Here are some tips that might help you re-energize your online classes and yourself:
1. Expand your horizons – Attend a conference, webinar, or workshop relating to e-learning. Delve into an e-learning journal or newsletter that can help you strengthen your online teaching skills, help you save time or better manage your workload, and spark ideas to apply to your own online classrooms.
2. Try using some Web 2.0 tools – If you want to reach a variety of learning styles, Web 2.0 technology is the way to go. There are a number of free and easy tools available at your fingertips that take less than five minutes to learn.
3. Create a more “affective,” diverse environment – As learning theory supports, the affective domain is just as important as the cognitive or psychomotor. Add in some “affective” type questions or assignments that allow for a range of answers and perspectives.
Try posting audio messages to the class as well as to individuals. This can be done by using a simple computer headset with microphone and your computer. Or try some asynchronous and synchronous forms of group audio discussion by visiting www.yackpack.com/ or www.voicethread.com/.
4. Collaborate – Form a learning community with your fellow faculty and friends (even if it’s a small group), and meet at least once a month to dialogue about your experiences, best practices, and e-learning literature.
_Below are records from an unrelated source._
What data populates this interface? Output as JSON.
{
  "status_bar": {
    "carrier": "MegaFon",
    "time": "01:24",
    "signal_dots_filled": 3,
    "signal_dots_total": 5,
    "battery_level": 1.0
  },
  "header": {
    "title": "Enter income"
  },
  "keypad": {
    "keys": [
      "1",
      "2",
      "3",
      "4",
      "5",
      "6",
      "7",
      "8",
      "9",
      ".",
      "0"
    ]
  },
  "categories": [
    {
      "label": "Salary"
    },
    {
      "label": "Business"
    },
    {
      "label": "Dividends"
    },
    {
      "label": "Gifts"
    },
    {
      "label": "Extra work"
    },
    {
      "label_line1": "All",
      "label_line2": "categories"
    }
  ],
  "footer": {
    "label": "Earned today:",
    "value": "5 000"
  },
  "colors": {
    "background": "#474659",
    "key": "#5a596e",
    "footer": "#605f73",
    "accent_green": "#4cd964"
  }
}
5. Establish boundaries, but keep your social presence – To reduce the 24/7 feeling some of us experience, inform your students of days and times that you will be available for office hours (live) in person, via online chat, or by phone. Also, consider asynchronous mechanisms of communication, such as a Q&A board that you check twice a week.
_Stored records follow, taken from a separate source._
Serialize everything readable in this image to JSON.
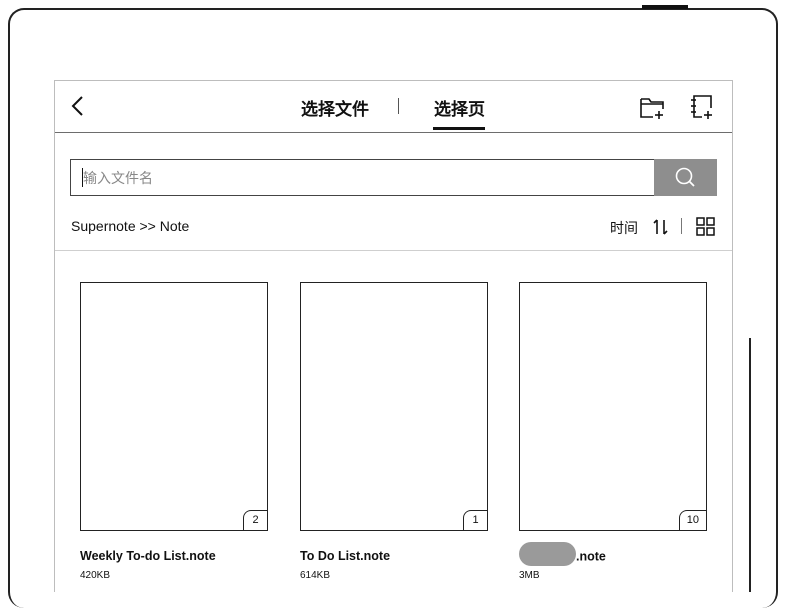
{
  "header": {
    "tab_files": "选择文件",
    "tab_pages": "选择页",
    "active_tab": "选择页"
  },
  "search": {
    "placeholder": "输入文件名",
    "value": ""
  },
  "breadcrumb": "Supernote >> Note",
  "sort": {
    "label": "时间"
  },
  "files": [
    {
      "name": "Weekly To-do List.note",
      "size": "420KB",
      "pages": "2"
    },
    {
      "name": "To Do List.note",
      "size": "614KB",
      "pages": "1"
    },
    {
      "name": ".note",
      "size": "3MB",
      "pages": "10",
      "name_redacted": true
    }
  ],
  "icons": {
    "back": "chevron-left-icon",
    "new_folder": "new-folder-icon",
    "new_note": "new-note-icon",
    "search": "search-icon",
    "sort": "sort-icon",
    "view": "grid-view-icon"
  }
}
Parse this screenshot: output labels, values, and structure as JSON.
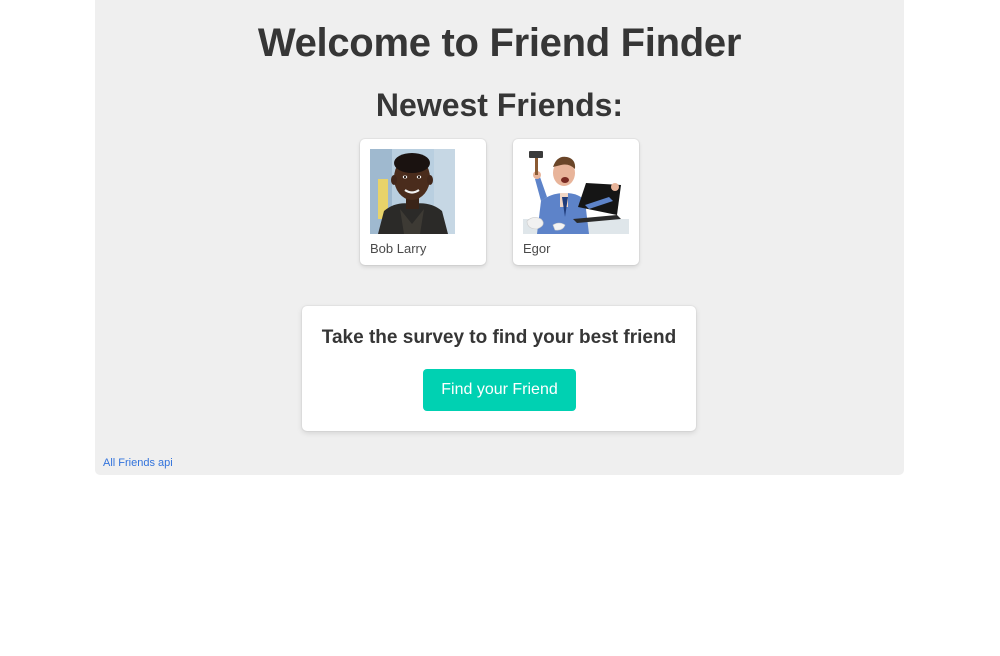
{
  "header": {
    "title": "Welcome to Friend Finder",
    "subtitle": "Newest Friends:"
  },
  "friends": [
    {
      "name": "Bob Larry",
      "photo": "smiling-boy-portrait"
    },
    {
      "name": "Egor",
      "photo": "angry-man-smashing-laptop"
    }
  ],
  "survey": {
    "prompt": "Take the survey to find your best friend",
    "button_label": "Find your Friend"
  },
  "footer": {
    "api_link": "All Friends api"
  },
  "colors": {
    "background": "#efefef",
    "accent": "#00d1b2",
    "link": "#3273dc",
    "text": "#363636"
  }
}
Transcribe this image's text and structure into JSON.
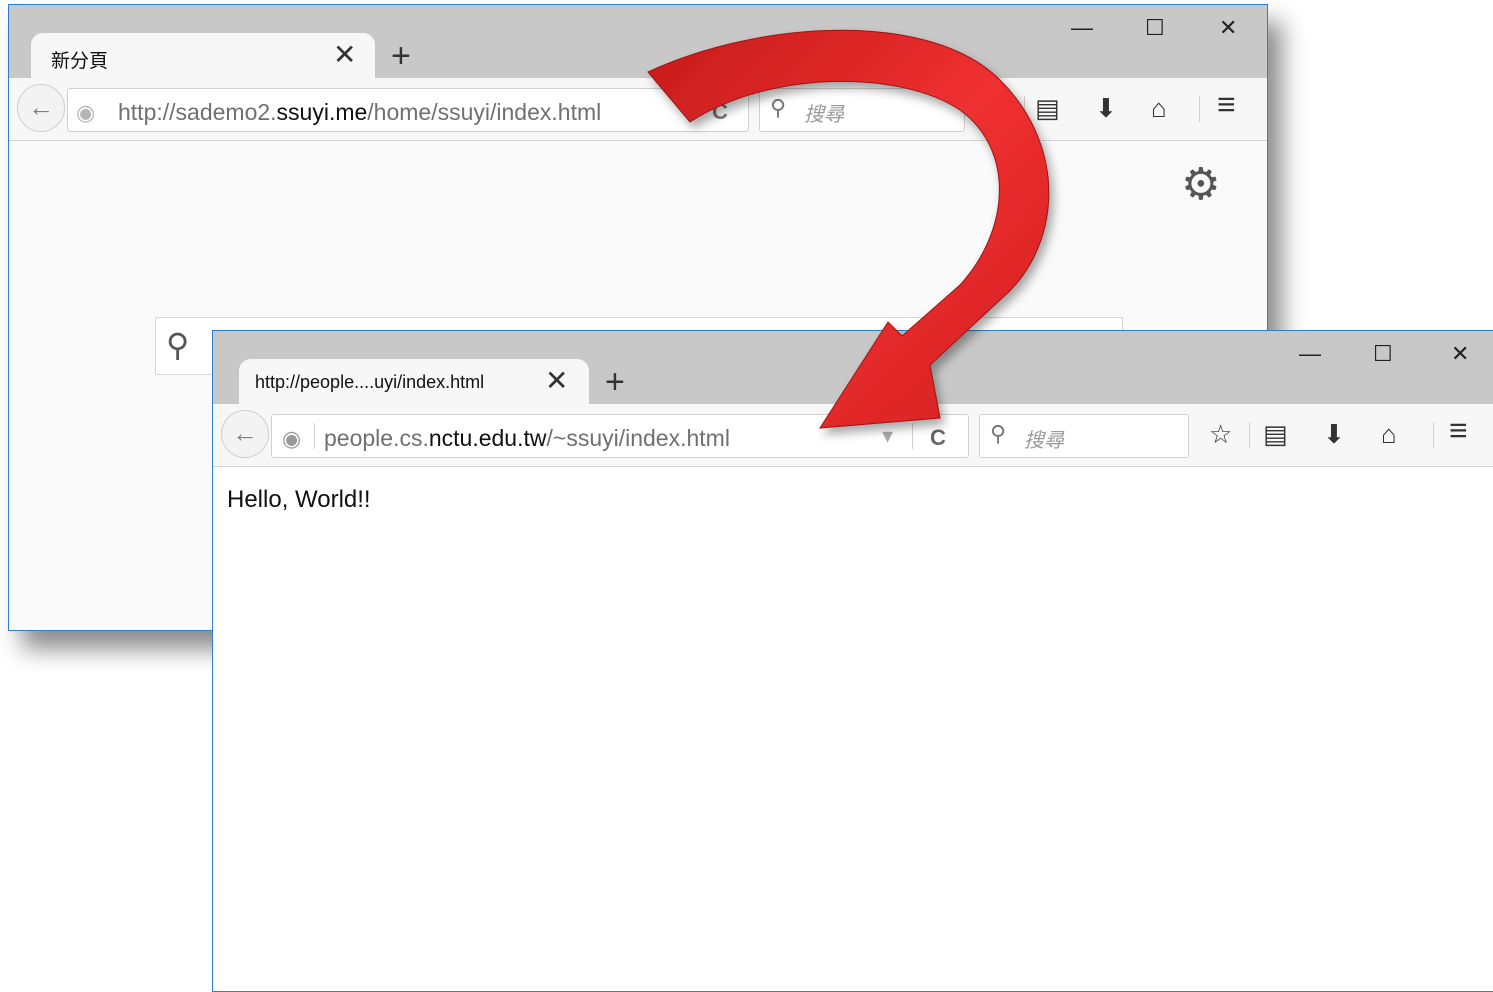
{
  "window_back": {
    "tab_title": "新分頁",
    "tab_close": "✕",
    "new_tab": "+",
    "controls": {
      "minimize": "—",
      "maximize": "☐",
      "close": "✕"
    },
    "back": "←",
    "url_prefix": "http://sademo2.",
    "url_domain": "ssuyi.me",
    "url_suffix": "/home/ssuyi/index.html",
    "reload": "C",
    "search_placeholder": "搜尋",
    "icons": {
      "bookmarks": "☆",
      "library": "▤",
      "downloads": "⬇",
      "home": "⌂",
      "menu": "≡",
      "settings": "⚙",
      "search": "⚲"
    }
  },
  "window_front": {
    "tab_title": "http://people....uyi/index.html",
    "tab_close": "✕",
    "new_tab": "+",
    "controls": {
      "minimize": "—",
      "maximize": "☐",
      "close": "✕"
    },
    "back": "←",
    "url_prefix": "people.cs.",
    "url_domain": "nctu.edu.tw",
    "url_suffix": "/~ssuyi/index.html",
    "dropdown": "▾",
    "reload": "C",
    "search_placeholder": "搜尋",
    "page_text": "Hello, World!!",
    "icons": {
      "bookmarks": "☆",
      "library": "▤",
      "downloads": "⬇",
      "home": "⌂",
      "menu": "≡",
      "search": "⚲"
    }
  },
  "colors": {
    "arrow": "#e02222",
    "window_border": "#2b7fd6",
    "titlebar": "#c8c8c8"
  }
}
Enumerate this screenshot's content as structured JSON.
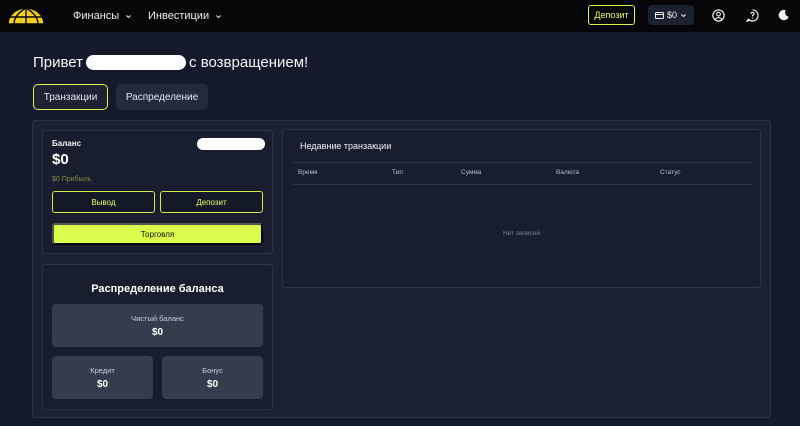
{
  "header": {
    "nav": [
      {
        "label": "Финансы"
      },
      {
        "label": "Инвестиции"
      }
    ],
    "deposit_label": "Депозит",
    "wallet_amount": "$0",
    "icons": [
      "logo-globe-icon",
      "user-icon",
      "help-icon",
      "moon-icon"
    ],
    "accent_color": "#dcfc4c"
  },
  "greeting": {
    "prefix": "Привет",
    "suffix": "с возвращением!"
  },
  "tabs": [
    {
      "label": "Транзакции",
      "active": true
    },
    {
      "label": "Распределение",
      "active": false
    }
  ],
  "balance": {
    "label": "Баланс",
    "amount": "$0",
    "profit": "$0 Прибыль",
    "withdraw_label": "Вывод",
    "deposit_label": "Депозит",
    "trade_label": "Торговля"
  },
  "distribution": {
    "title": "Распределение баланса",
    "net_label": "Чистый баланс",
    "net_value": "$0",
    "credit_label": "Кредит",
    "credit_value": "$0",
    "bonus_label": "Бонус",
    "bonus_value": "$0"
  },
  "transactions": {
    "title": "Недавние транзакции",
    "columns": [
      "Время",
      "Тип",
      "Сумма",
      "Валюта",
      "Статус"
    ],
    "empty_text": "Нет записей"
  }
}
6. Include informal, nongraded assignments to stimulate discussion and increase learning comprehension – This can also reduce the amount of grading required of the instructor, but allows the students to stay connected to the content. Self-quizzes, online games, Web tutorials, online chats, wikis, online scavenger hunts, digital storytelling, and blogs are just a few tools used for informal application.
7. Take a break – Back away from your monitor and do something that does not require use of your computer. As hard as it may be, try to reserve your weekends for yourself and your family and/or friends.
8. Use the resources available to help you – More and more administrators are becoming aware of the time and effort it takes to produce a quality online course. If your plate is full and you just never seem to find the time to concentrate on course development or skill building, talk to your chair or department coordinator.
9. Simplify, simplify, simplify – Start by clarifying your job responsibilities and (if applicable) tenure requirements. Like all service-oriented professionals, we have a tendency to feel guilty about saying “no.” Because of this, we often have too much on our plates. Determining how much of those portions come from external demands and expectations and how much we put there ourselves is a critical step in reducing and eliminating burnout.
10. Don’t try to do everything at once – It’s easy to feel overwhelmed by technology because it evolves at lightning speed. Keeping abreast of what is going on in e-learning is important, but don’t try to do more than you can handle. Oftentimes, your students may not be ready either. So take it one step at a time. Try incorporating a new tool once per semester (or year) and/or focus on improving the quality of your design and instruction.
Jody Oomen-Early is an assistant professor in the Department of Health Studies at Texas Woman’s University.
Excerpted from Burnout and Online Instruction: 10 Tips to Revive Your E-Classroom and Yourself, Parts 1 & 2, December 2008 and January 2009, Online Classroom.